Directions: Filter the entries down to the lines containing "Pictures", and copy those lines.

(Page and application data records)
+-------+

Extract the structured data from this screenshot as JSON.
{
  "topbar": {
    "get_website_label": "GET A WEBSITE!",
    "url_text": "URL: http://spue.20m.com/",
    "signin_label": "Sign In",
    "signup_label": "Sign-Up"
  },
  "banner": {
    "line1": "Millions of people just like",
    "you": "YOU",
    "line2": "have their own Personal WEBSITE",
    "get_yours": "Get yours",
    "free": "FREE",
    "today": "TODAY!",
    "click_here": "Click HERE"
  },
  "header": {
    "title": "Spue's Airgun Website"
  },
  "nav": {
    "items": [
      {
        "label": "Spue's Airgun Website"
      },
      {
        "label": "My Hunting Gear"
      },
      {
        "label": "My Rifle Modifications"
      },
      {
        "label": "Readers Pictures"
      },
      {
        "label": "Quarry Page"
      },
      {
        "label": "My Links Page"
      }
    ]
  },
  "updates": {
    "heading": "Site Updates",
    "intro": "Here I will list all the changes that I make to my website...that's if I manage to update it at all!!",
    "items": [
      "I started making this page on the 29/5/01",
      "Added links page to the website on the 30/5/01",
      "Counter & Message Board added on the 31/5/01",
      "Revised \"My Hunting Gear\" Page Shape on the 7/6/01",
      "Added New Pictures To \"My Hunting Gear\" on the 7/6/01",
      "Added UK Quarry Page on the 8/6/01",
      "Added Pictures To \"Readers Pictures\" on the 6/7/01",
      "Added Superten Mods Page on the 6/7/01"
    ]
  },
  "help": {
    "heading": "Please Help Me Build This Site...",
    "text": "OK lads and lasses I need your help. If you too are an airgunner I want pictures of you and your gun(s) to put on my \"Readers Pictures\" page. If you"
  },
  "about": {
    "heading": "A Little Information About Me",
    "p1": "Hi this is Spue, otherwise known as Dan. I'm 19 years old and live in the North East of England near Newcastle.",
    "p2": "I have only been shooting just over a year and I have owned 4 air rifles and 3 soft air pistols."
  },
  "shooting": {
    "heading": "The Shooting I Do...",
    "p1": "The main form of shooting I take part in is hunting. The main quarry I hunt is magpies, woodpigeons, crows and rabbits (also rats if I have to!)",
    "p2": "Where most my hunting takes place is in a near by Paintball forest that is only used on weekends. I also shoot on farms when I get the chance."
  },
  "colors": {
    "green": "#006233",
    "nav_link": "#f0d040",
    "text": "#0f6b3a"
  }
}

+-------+

Expected output:
        "label": "Readers Pictures"
      "Added New Pictures To \"My Hunting Gear\" on the 7/6/01",
      "Added Pictures To \"Readers Pictures\" on the 6/7/01",
    "text": "OK lads and lasses I need your help. If you too are an airgunner I want pictures of you and your gun(s) to put on my \"Readers Pictures\" page. If you"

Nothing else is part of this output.